Element data from apps and pages
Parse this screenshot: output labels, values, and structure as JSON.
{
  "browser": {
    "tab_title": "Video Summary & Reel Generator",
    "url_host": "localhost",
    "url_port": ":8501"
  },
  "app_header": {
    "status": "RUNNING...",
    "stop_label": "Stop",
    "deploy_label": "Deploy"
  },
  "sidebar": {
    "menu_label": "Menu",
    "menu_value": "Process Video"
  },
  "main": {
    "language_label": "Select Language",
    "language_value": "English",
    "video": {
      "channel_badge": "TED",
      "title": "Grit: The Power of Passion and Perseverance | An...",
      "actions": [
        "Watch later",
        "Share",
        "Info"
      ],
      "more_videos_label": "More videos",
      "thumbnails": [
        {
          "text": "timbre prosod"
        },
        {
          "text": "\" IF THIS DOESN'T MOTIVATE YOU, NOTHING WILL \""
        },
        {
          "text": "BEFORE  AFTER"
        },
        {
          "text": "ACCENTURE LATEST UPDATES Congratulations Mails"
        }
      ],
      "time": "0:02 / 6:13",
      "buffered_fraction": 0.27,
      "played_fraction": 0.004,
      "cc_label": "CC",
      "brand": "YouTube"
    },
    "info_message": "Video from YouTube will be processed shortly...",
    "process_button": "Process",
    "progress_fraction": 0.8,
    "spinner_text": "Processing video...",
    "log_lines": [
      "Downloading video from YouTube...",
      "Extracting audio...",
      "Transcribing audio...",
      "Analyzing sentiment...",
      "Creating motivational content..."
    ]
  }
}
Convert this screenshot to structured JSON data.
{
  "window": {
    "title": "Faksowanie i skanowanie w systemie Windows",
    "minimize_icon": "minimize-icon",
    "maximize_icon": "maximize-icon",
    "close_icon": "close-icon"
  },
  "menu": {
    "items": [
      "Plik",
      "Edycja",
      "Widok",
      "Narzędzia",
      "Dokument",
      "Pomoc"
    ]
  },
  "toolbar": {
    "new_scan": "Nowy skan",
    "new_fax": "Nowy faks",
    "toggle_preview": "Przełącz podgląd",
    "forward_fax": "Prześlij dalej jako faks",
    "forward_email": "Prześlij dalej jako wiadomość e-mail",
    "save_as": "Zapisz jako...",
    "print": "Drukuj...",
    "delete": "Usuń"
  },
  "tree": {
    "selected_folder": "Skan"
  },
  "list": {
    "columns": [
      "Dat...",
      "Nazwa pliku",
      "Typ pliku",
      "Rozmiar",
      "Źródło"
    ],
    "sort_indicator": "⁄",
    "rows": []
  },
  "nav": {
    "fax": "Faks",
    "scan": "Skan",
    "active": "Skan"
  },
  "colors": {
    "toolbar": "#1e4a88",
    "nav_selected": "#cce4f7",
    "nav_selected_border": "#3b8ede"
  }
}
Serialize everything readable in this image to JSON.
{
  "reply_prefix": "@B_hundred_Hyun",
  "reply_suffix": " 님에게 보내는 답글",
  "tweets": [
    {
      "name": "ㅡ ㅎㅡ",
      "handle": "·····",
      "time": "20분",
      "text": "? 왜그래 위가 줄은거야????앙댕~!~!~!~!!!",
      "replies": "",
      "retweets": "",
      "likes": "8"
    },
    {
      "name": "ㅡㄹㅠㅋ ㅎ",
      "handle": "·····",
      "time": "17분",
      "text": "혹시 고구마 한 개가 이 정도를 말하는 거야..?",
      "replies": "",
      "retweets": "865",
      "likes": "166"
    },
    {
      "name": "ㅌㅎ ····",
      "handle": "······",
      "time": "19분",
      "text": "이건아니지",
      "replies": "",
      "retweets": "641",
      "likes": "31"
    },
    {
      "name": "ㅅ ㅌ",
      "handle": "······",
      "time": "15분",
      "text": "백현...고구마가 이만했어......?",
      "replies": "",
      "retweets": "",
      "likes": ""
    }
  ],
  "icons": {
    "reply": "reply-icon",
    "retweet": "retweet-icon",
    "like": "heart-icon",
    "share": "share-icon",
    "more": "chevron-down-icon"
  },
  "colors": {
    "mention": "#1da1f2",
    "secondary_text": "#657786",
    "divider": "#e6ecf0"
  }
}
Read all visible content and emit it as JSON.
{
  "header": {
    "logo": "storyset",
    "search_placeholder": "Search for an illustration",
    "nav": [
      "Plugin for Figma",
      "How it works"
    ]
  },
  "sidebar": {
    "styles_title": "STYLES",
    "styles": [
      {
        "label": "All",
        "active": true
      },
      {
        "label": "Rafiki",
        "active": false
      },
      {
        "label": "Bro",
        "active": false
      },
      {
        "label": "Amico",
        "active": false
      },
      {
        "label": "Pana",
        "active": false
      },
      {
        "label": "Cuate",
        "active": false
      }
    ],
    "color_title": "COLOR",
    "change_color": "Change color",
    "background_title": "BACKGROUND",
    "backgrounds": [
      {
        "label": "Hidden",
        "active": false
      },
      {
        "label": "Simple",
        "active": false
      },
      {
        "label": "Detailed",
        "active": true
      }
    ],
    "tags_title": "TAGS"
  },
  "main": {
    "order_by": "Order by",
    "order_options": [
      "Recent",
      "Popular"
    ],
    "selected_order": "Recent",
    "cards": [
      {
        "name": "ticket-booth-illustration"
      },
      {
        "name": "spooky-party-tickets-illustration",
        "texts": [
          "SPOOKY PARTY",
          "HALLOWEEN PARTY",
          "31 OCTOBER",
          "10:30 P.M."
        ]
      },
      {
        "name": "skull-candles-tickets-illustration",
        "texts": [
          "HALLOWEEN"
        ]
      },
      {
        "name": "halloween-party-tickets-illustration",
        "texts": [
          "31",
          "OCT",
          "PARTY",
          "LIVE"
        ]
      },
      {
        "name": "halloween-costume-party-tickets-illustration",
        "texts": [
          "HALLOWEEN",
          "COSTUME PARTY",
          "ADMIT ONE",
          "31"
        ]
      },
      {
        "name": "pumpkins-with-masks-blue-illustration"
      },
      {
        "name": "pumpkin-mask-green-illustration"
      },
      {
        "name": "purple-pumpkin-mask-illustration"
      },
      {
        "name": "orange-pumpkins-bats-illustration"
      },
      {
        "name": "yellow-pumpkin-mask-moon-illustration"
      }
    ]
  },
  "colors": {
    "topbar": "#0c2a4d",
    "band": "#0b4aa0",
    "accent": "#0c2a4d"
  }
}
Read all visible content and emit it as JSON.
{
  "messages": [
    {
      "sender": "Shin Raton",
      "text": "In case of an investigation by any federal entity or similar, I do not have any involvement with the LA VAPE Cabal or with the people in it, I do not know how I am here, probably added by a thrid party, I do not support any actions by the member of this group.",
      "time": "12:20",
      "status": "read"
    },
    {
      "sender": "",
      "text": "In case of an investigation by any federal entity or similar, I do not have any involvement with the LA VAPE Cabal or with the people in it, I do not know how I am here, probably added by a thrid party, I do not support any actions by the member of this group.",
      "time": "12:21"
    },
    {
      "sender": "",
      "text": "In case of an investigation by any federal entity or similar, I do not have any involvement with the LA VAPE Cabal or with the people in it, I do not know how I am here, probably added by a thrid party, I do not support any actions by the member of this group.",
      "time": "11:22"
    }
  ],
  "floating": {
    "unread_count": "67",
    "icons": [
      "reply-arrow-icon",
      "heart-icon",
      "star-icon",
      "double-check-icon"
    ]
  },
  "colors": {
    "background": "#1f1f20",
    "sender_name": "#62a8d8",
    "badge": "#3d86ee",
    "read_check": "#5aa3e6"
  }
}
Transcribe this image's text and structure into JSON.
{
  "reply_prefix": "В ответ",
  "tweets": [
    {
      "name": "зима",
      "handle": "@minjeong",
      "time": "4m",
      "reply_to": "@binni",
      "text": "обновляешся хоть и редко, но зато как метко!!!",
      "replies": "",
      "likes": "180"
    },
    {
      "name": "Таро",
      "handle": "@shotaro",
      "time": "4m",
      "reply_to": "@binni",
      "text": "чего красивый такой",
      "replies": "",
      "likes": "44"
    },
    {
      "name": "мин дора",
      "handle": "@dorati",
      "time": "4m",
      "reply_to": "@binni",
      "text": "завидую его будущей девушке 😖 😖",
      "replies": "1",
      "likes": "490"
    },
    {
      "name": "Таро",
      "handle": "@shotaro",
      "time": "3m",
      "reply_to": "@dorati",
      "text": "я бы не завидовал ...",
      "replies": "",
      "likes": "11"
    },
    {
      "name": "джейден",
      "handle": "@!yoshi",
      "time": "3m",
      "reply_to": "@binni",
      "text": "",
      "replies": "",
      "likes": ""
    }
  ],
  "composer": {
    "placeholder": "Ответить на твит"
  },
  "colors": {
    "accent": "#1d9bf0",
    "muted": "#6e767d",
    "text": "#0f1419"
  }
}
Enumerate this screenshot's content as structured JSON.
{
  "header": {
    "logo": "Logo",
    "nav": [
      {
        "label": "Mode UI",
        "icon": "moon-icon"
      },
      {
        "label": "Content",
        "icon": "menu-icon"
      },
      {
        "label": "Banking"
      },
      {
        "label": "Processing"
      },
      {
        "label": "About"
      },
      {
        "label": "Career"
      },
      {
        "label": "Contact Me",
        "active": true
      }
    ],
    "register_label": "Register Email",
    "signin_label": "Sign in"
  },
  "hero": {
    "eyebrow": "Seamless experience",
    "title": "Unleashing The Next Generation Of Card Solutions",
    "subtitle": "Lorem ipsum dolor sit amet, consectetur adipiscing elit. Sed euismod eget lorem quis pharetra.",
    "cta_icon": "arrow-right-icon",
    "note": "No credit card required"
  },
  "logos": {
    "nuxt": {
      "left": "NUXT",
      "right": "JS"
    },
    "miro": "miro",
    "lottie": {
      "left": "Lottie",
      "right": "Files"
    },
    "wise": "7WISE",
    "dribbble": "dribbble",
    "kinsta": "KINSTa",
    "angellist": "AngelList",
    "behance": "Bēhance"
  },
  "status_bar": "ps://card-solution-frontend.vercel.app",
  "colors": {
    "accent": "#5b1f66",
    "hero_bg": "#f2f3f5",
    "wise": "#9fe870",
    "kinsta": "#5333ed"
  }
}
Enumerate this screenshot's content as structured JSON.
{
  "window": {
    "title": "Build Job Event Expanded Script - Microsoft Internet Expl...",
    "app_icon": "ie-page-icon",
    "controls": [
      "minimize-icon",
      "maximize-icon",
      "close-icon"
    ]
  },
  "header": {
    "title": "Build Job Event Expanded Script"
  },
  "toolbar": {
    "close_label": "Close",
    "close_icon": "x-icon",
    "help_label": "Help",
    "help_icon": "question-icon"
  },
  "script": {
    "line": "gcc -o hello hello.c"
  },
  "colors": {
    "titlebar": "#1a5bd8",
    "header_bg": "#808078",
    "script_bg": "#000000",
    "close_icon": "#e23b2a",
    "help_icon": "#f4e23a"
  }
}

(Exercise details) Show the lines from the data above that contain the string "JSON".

(Response)
Parse this screenshot: output labels, values, and structure as JSON.
Convert this screenshot to structured JSON data.
Serialize everything readable in this image to JSON.
Read all visible content and emit it as JSON.
Read all visible content and emit it as JSON.
Transcribe this image's text and structure into JSON.
Enumerate this screenshot's content as structured JSON.
Enumerate this screenshot's content as structured JSON.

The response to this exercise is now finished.